Hugh Chapman

Hugh Chapman is a community artist, creative activist and performance-maker with a long-term interest in the overlap of performance and activism, promoting alternatives to the economic heterodoxy, promoting political engagement and citizen empowerment more broadly. Hugh is currently an MA student at Central School of Speech and Drama and it a tour guide for the Occupy London Tours. Hugh is involved in a range of community-led campaigns and projects: Fossil Free Cambridgeshire and Cambridge Community Land Trust and is a founding member of the network of Transformational Learning and Culture.


Discovering Acency in Live Action Roleplay

This paper takes as it’s starting point the desire to create participatory experience in which participants can exercise agency.

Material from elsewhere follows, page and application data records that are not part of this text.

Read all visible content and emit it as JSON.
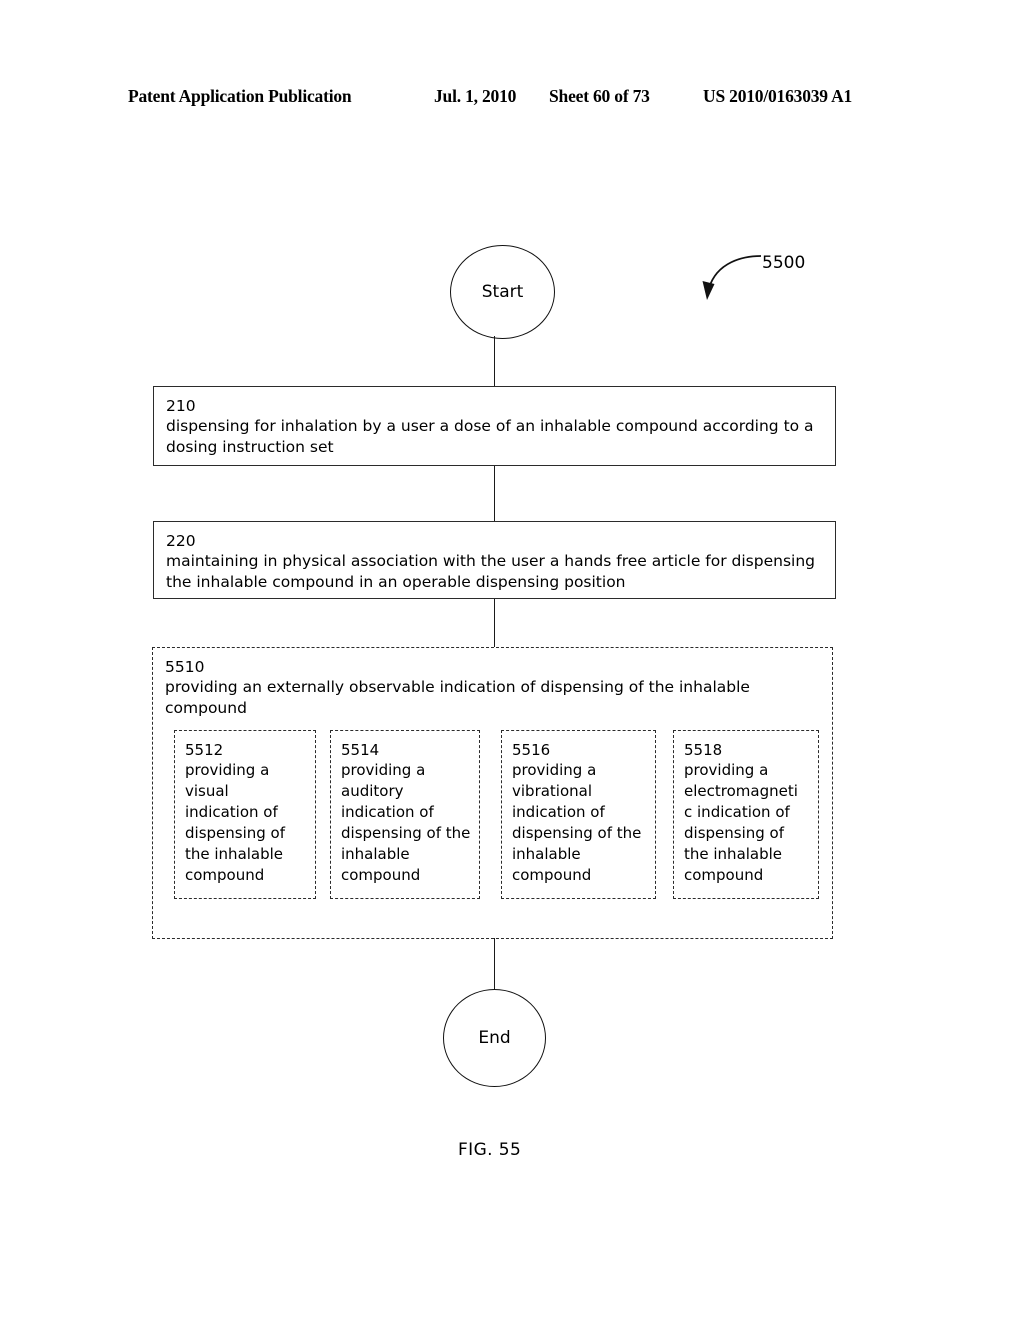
{
  "header": {
    "publication": "Patent Application Publication",
    "date": "Jul. 1, 2010",
    "sheet": "Sheet 60 of 73",
    "patent_number": "US 2010/0163039 A1"
  },
  "figure": {
    "caption": "FIG. 55",
    "callout_ref": "5500"
  },
  "flow": {
    "start_label": "Start",
    "end_label": "End",
    "steps": [
      {
        "ref": "210",
        "text": "dispensing for inhalation by a user a dose of an inhalable compound according to a dosing instruction set"
      },
      {
        "ref": "220",
        "text": "maintaining in physical association with the user a hands free article for dispensing the inhalable compound in an operable dispensing position"
      }
    ],
    "group": {
      "ref": "5510",
      "text": "providing an externally observable indication of dispensing of the inhalable compound",
      "substeps": [
        {
          "ref": "5512",
          "text": "providing a visual indication of dispensing of the inhalable compound"
        },
        {
          "ref": "5514",
          "text": "providing a auditory indication of dispensing of the inhalable compound"
        },
        {
          "ref": "5516",
          "text": "providing a vibrational indication of dispensing of the inhalable compound"
        },
        {
          "ref": "5518",
          "text": "providing a electromagneti c indication of dispensing of the inhalable compound"
        }
      ]
    }
  },
  "colors": {
    "page_background": "#ffffff",
    "ink": "#000000",
    "line": "#2b2b2b"
  }
}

Recent critical thinking about interactive and participatory experience has identified different levels of interactivity that can be established (Rosemary Klich & Edward Scheer, Hannah Nicklin). In terms of creating experience which allows and cultivates agency, an ’emergent’ interactivity is the holy grail. ‘Emergent’ interactivity describes interactive experience which participants can play an active role in shaping.

Live action role play (larp) is a form well-suited to emergent interactivity. Co-creation of the world in which the larp will take place, the freedom to choose a character and to develop back story and relationships with other players are all features commonly used in larp (especially Nordic larp). Where other interactive experience relies on a pre-determined sequence of events and programmed interactive elements, in larp players shape the story as they play.

This paper explores the potential for the experience of playing a character in the emergent scenario of a live action role play to open up opportunities for personal transformation. Chapman argues that larp can be a space to explore modes of behaviour, strategies and ways of being outside one’s habitual behaviours. In other words, larp is a space for play. The constant interplay between one’s awareness of oneself performing a role and the reality of the role one is playing creates a special ‘double consciousness’ in larp. Participants bring themselves to the character that they’re playing and there’s potential for players to carry aspects of their character with them after the larp is over.